** Task material follows **

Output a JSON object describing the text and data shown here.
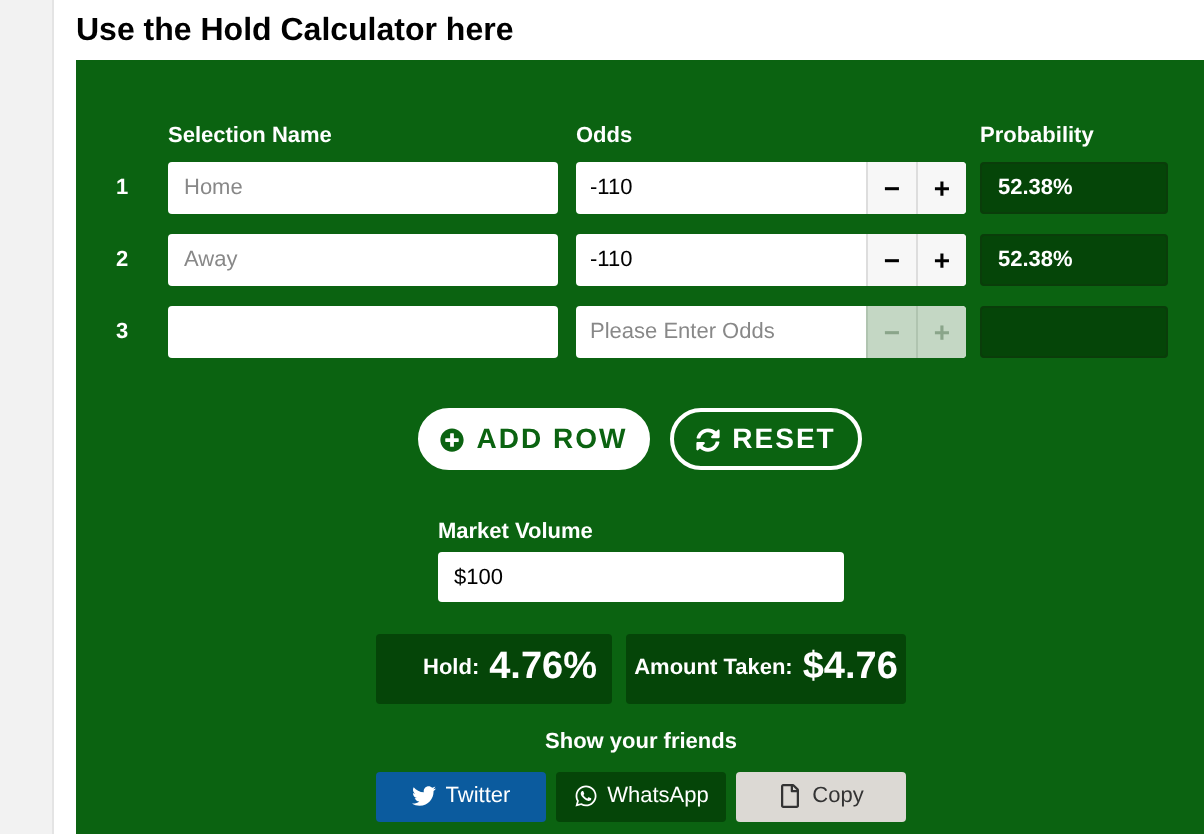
{
  "title": "Use the Hold Calculator here",
  "columns": [
    "Selection Name",
    "Odds",
    "Probability"
  ],
  "rows": [
    {
      "number": "1",
      "name_placeholder": "Home",
      "odds_value": "-110",
      "probability": "52.38%",
      "buttons_disabled": false,
      "minus": "−",
      "plus": "+"
    },
    {
      "number": "2",
      "name_placeholder": "Away",
      "odds_value": "-110",
      "probability": "52.38%",
      "buttons_disabled": false,
      "minus": "−",
      "plus": "+"
    },
    {
      "number": "3",
      "odds_placeholder": "Please Enter Odds",
      "buttons_disabled": true,
      "minus": "−",
      "plus": "+"
    }
  ],
  "actions": [
    {
      "label": "ADD ROW",
      "kind": "add"
    },
    {
      "label": "RESET",
      "kind": "reset"
    }
  ],
  "market_volume": {
    "label": "Market Volume",
    "value": "$100"
  },
  "results": [
    {
      "label": "Hold:",
      "value": "4.76%"
    },
    {
      "label": "Amount Taken:",
      "value": "$4.76"
    }
  ],
  "share": {
    "label": "Show your friends",
    "buttons": [
      {
        "label": "Twitter",
        "kind": "twitter"
      },
      {
        "label": "WhatsApp",
        "kind": "whatsapp"
      },
      {
        "label": "Copy",
        "kind": "copy"
      }
    ]
  }
}
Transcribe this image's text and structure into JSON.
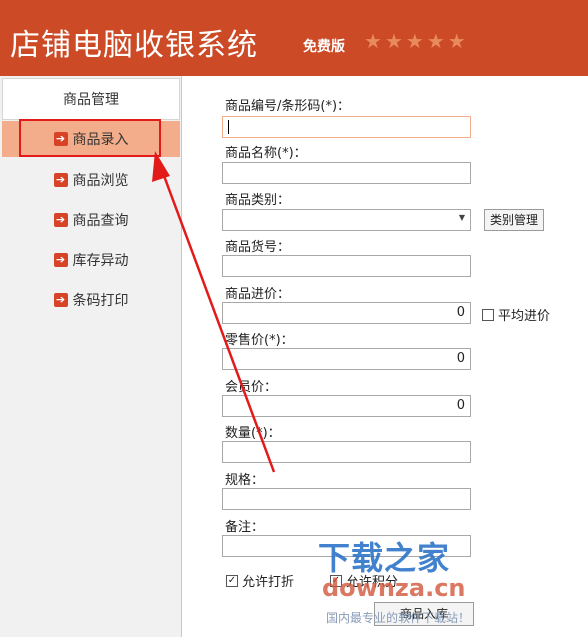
{
  "header": {
    "title": "店铺电脑收银系统",
    "edition": "免费版",
    "star_count": 5
  },
  "sidebar": {
    "section_title": "商品管理",
    "items": [
      {
        "label": "商品录入",
        "active": true
      },
      {
        "label": "商品浏览",
        "active": false
      },
      {
        "label": "商品查询",
        "active": false
      },
      {
        "label": "库存异动",
        "active": false
      },
      {
        "label": "条码打印",
        "active": false
      }
    ]
  },
  "form": {
    "barcode": {
      "label": "商品编号/条形码(*)：",
      "value": ""
    },
    "name": {
      "label": "商品名称(*)：",
      "value": ""
    },
    "category": {
      "label": "商品类别：",
      "value": "",
      "manage_button": "类别管理"
    },
    "sku": {
      "label": "商品货号：",
      "value": ""
    },
    "cost_price": {
      "label": "商品进价：",
      "value": "0",
      "avg_checkbox": "平均进价",
      "avg_checked": false
    },
    "retail_price": {
      "label": "零售价(*)：",
      "value": "0"
    },
    "member_price": {
      "label": "会员价：",
      "value": "0"
    },
    "quantity": {
      "label": "数量(*)：",
      "value": ""
    },
    "spec": {
      "label": "规格：",
      "value": ""
    },
    "notes": {
      "label": "备注：",
      "value": ""
    },
    "allow_discount": {
      "label": "允许打折",
      "checked": true
    },
    "allow_points": {
      "label": "允许积分",
      "checked": true
    },
    "submit_label": "商品入库"
  },
  "watermark": {
    "title": "下载之家",
    "domain": "downza.cn",
    "slogan": "国内最专业的软件下载站！"
  },
  "colors": {
    "header_bg": "#cc4a26",
    "active_nav": "#f4ad8a",
    "annotation": "#e21a1a"
  }
}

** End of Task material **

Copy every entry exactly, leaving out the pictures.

▶ [Output]:
Output a JSON object describing the text and data shown here.
{
  "title": "Use the Hold Calculator here",
  "columns": [
    "Selection Name",
    "Odds",
    "Probability"
  ],
  "rows": [
    {
      "number": "1",
      "name_placeholder": "Home",
      "odds_value": "-110",
      "probability": "52.38%",
      "buttons_disabled": false,
      "minus": "−",
      "plus": "+"
    },
    {
      "number": "2",
      "name_placeholder": "Away",
      "odds_value": "-110",
      "probability": "52.38%",
      "buttons_disabled": false,
      "minus": "−",
      "plus": "+"
    },
    {
      "number": "3",
      "odds_placeholder": "Please Enter Odds",
      "buttons_disabled": true,
      "minus": "−",
      "plus": "+"
    }
  ],
  "actions": [
    {
      "label": "ADD ROW",
      "kind": "add"
    },
    {
      "label": "RESET",
      "kind": "reset"
    }
  ],
  "market_volume": {
    "label": "Market Volume",
    "value": "$100"
  },
  "results": [
    {
      "label": "Hold:",
      "value": "4.76%"
    },
    {
      "label": "Amount Taken:",
      "value": "$4.76"
    }
  ],
  "share": {
    "label": "Show your friends",
    "buttons": [
      {
        "label": "Twitter",
        "kind": "twitter"
      },
      {
        "label": "WhatsApp",
        "kind": "whatsapp"
      },
      {
        "label": "Copy",
        "kind": "copy"
      }
    ]
  }
}
Transcribe this image's text and structure into JSON.
{
  "header": {
    "title": "店铺电脑收银系统",
    "edition": "免费版",
    "star_count": 5
  },
  "sidebar": {
    "section_title": "商品管理",
    "items": [
      {
        "label": "商品录入",
        "active": true
      },
      {
        "label": "商品浏览",
        "active": false
      },
      {
        "label": "商品查询",
        "active": false
      },
      {
        "label": "库存异动",
        "active": false
      },
      {
        "label": "条码打印",
        "active": false
      }
    ]
  },
  "form": {
    "barcode": {
      "label": "商品编号/条形码(*)：",
      "value": ""
    },
    "name": {
      "label": "商品名称(*)：",
      "value": ""
    },
    "category": {
      "label": "商品类别：",
      "value": "",
      "manage_button": "类别管理"
    },
    "sku": {
      "label": "商品货号：",
      "value": ""
    },
    "cost_price": {
      "label": "商品进价：",
      "value": "0",
      "avg_checkbox": "平均进价",
      "avg_checked": false
    },
    "retail_price": {
      "label": "零售价(*)：",
      "value": "0"
    },
    "member_price": {
      "label": "会员价：",
      "value": "0"
    },
    "quantity": {
      "label": "数量(*)：",
      "value": ""
    },
    "spec": {
      "label": "规格：",
      "value": ""
    },
    "notes": {
      "label": "备注：",
      "value": ""
    },
    "allow_discount": {
      "label": "允许打折",
      "checked": true
    },
    "allow_points": {
      "label": "允许积分",
      "checked": true
    },
    "submit_label": "商品入库"
  },
  "watermark": {
    "title": "下载之家",
    "domain": "downza.cn",
    "slogan": "国内最专业的软件下载站！"
  },
  "colors": {
    "header_bg": "#cc4a26",
    "active_nav": "#f4ad8a",
    "annotation": "#e21a1a"
  }
}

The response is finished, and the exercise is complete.